Among the nearly 5,000 laws that could be struck off through the Retained EU Law (Revocation and Reform) Bill are several items of major hazards legislation. IChemE’s safety community was concerned at the lack of clarity on whether there is sufficient existing legislation on the UK statute book to avoid any gaps emerging. They noted that a deadline could have created a risk that not all affected legislation would be sufficiently scrutinised in time to understand the full impact of revoking EU law.
“IChemE is pleased that the immediate deadline to sunset thousands of laws has now been removed. This will give legislators more time to properly assess the impact of revoking EU-originated legislation and reduces the risk of unforeseen consequences that might impact the safety of the many industries and environments within which chemical and process engineers work."David Bogle, IChemE President
The Government still plans to remove or replace 600 laws by the end of 2023 but these do not appear to include safety-critical legislation at this stage.

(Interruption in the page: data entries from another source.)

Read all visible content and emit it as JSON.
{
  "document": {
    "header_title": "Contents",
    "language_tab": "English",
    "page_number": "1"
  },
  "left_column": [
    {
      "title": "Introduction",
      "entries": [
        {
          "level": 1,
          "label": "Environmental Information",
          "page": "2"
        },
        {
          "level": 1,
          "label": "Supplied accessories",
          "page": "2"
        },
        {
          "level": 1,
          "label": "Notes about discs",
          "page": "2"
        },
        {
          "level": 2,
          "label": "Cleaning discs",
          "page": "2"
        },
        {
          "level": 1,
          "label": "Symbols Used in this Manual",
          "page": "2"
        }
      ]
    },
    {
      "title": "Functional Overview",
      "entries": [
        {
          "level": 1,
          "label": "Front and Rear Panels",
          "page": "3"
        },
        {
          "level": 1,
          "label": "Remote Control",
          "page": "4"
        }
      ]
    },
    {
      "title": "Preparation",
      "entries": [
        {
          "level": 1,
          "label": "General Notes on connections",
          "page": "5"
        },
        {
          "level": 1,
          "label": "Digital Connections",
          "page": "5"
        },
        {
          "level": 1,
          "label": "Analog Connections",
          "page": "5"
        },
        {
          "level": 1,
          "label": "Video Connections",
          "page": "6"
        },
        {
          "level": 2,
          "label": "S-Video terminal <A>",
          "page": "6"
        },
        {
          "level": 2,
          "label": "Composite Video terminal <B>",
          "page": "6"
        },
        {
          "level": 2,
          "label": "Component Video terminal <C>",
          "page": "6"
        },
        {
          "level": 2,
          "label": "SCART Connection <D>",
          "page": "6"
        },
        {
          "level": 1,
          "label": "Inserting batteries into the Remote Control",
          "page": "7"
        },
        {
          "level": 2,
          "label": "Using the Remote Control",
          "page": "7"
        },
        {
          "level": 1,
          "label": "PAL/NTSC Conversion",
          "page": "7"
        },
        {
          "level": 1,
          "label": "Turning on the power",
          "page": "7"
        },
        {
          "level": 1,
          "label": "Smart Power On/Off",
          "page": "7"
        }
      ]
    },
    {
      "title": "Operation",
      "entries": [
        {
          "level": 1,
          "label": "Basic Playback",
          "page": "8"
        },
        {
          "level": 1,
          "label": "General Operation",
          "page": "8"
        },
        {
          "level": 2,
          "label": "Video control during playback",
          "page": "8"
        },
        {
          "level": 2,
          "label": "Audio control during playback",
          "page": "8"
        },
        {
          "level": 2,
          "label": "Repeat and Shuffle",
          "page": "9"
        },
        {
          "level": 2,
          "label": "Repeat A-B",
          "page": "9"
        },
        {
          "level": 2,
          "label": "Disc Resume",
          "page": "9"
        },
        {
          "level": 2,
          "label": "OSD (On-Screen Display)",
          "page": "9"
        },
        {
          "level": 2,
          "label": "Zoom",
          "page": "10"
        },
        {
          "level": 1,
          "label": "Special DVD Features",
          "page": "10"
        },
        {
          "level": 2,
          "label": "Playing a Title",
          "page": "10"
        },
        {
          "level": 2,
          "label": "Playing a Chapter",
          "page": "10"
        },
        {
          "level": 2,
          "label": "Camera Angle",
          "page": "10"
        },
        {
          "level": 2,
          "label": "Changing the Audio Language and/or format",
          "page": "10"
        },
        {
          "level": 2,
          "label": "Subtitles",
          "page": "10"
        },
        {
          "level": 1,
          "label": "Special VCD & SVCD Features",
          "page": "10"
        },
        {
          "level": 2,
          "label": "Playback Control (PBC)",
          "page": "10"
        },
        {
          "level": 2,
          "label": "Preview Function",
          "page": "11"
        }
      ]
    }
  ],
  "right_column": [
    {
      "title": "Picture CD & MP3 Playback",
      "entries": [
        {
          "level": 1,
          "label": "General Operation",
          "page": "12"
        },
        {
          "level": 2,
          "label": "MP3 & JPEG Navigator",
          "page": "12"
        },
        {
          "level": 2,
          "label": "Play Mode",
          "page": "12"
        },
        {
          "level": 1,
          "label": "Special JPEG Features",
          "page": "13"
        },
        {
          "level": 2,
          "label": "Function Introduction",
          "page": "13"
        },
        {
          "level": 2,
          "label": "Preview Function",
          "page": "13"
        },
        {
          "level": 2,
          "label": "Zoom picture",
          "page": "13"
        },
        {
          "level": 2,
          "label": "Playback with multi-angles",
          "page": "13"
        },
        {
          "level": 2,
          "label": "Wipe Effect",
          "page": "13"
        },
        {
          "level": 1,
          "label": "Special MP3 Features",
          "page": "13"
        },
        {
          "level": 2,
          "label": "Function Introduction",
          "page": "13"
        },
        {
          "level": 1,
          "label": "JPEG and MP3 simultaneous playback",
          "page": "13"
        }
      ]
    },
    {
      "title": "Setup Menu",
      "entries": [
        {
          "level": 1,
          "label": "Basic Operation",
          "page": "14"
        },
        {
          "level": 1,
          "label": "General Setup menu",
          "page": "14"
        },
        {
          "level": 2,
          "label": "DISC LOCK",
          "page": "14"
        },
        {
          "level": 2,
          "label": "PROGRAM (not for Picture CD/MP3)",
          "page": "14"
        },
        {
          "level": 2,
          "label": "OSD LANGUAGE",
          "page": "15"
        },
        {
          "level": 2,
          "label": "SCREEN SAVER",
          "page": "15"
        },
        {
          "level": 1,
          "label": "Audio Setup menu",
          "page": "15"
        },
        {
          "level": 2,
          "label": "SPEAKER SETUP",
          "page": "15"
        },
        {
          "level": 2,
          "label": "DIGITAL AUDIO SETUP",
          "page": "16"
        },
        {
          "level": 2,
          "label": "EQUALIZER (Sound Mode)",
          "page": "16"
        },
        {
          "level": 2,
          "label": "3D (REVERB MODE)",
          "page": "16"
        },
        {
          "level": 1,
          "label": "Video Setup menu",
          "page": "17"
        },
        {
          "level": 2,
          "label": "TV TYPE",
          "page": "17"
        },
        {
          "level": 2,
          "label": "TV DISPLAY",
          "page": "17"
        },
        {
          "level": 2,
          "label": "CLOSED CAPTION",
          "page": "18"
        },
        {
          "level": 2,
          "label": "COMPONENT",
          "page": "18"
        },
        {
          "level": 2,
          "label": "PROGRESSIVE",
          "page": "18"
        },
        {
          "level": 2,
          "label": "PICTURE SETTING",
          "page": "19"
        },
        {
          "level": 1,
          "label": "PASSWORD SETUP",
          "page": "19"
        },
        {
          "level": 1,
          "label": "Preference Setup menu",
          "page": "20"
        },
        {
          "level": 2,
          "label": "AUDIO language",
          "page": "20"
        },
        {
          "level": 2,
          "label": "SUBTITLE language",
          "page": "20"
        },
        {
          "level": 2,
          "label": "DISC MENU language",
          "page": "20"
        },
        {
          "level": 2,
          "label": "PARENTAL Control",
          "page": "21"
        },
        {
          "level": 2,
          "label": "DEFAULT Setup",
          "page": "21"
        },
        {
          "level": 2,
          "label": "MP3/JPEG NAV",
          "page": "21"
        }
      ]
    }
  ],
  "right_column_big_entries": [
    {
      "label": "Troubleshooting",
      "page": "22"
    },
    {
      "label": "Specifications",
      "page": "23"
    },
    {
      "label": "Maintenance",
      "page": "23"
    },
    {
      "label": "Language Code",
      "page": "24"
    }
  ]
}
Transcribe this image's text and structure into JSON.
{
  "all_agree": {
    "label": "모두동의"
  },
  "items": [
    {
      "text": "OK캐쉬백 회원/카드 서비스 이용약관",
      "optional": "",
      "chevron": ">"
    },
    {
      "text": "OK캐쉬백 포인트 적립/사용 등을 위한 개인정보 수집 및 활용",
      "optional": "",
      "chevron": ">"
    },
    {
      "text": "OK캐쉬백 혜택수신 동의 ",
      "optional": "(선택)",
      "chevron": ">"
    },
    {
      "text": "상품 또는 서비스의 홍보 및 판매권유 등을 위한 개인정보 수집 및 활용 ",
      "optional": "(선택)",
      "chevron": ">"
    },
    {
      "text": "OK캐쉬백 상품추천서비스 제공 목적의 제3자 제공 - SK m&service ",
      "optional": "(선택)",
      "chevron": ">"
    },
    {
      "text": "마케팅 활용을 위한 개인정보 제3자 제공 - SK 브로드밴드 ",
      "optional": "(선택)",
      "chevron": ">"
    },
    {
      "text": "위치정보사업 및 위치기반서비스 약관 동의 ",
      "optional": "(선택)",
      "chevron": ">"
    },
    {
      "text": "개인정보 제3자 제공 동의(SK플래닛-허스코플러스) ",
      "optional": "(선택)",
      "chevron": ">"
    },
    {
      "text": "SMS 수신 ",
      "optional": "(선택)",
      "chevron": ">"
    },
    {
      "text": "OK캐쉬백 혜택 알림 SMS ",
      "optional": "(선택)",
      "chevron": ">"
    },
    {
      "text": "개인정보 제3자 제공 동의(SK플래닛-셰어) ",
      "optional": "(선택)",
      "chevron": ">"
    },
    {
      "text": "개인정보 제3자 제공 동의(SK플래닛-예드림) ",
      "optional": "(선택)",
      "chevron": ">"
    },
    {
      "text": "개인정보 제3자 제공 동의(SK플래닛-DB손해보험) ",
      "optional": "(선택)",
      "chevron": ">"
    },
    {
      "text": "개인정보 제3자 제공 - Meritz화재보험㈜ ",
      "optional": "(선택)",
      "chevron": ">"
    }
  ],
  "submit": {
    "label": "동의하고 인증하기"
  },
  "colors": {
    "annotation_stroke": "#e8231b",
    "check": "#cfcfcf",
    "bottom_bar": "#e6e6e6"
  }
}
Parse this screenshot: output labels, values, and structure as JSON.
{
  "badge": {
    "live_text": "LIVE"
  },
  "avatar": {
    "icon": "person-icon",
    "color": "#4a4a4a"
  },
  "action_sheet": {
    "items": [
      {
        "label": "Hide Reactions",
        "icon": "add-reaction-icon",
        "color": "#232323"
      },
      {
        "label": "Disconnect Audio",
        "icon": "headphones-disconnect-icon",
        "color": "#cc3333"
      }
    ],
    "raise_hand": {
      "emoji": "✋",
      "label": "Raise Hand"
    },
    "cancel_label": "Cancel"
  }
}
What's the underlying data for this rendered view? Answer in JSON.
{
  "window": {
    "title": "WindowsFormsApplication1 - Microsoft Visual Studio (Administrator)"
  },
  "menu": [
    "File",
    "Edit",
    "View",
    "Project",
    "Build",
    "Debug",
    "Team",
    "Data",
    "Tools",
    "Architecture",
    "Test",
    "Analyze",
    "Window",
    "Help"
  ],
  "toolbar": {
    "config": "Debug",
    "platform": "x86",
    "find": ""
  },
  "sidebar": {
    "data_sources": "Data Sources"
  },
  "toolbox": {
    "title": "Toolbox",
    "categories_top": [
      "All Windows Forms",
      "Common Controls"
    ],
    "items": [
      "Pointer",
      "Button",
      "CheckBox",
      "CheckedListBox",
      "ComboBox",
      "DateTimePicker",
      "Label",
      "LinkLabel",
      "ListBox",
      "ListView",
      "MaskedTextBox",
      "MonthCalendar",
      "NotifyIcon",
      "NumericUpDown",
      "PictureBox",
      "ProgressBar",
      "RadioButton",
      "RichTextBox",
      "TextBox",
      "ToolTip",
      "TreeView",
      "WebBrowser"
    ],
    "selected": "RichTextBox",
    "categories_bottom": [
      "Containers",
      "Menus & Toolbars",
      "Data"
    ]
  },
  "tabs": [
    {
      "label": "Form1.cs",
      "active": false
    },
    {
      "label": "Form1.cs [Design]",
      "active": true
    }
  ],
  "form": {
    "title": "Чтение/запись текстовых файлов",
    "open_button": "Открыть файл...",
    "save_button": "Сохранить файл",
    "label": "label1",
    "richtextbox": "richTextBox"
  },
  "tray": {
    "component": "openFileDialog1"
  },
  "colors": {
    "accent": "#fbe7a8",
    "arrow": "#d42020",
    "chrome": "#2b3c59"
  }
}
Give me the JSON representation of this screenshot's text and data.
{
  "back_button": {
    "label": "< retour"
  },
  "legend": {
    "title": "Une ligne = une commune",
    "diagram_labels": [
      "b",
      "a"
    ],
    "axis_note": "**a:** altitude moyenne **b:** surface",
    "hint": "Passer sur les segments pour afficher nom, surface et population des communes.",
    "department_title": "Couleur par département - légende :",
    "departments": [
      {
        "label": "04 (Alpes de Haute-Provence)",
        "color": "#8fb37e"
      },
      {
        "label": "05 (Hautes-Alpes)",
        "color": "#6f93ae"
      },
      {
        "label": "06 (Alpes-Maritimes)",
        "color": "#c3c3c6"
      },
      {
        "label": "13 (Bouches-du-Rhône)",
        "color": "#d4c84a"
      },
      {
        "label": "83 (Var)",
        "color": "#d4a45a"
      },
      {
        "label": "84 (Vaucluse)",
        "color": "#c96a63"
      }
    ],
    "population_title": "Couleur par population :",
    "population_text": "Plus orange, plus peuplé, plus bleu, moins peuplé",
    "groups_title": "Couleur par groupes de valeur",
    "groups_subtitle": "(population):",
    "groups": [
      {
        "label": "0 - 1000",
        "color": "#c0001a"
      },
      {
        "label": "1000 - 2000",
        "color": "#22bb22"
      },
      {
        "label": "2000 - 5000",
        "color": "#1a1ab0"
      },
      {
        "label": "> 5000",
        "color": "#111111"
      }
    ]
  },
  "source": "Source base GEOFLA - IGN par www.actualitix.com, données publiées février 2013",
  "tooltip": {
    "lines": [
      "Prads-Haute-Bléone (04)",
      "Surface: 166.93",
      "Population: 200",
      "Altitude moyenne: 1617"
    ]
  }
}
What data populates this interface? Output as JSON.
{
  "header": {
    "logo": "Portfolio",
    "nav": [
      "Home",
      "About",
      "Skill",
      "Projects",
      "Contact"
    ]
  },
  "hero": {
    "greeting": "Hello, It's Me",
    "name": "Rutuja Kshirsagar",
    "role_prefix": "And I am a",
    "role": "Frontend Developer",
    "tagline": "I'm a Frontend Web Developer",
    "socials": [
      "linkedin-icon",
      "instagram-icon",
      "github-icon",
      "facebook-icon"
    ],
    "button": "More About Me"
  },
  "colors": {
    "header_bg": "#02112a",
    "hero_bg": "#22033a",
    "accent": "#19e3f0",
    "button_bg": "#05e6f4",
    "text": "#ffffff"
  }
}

The longer list of laws still to be considered, now against a more appropriate timetable, includes several pieces of major hazards legislation originating in the UK, but subsequently adopted and amended in the EU, such as:
- The Planning (Hazardous Substances) Regulations 2015
- Control of Major Accident Hazards Regulations 2015
- Offshore Installations (Offshore Safety Directive) (Safety Case etc) Regulations 2015
Plus other safety legislation such as:
- Offshore Installations (Prevention of Fire and Explosion, and Emergency Response) Regulations 1995
- Dangerous Substances and Explosive Atmospheres Regulations 2002
IChemE will continue working with its partners to support policy makers in ensuring legislation in the major hazards arena limits the consequences of any major accidents to people and the environment.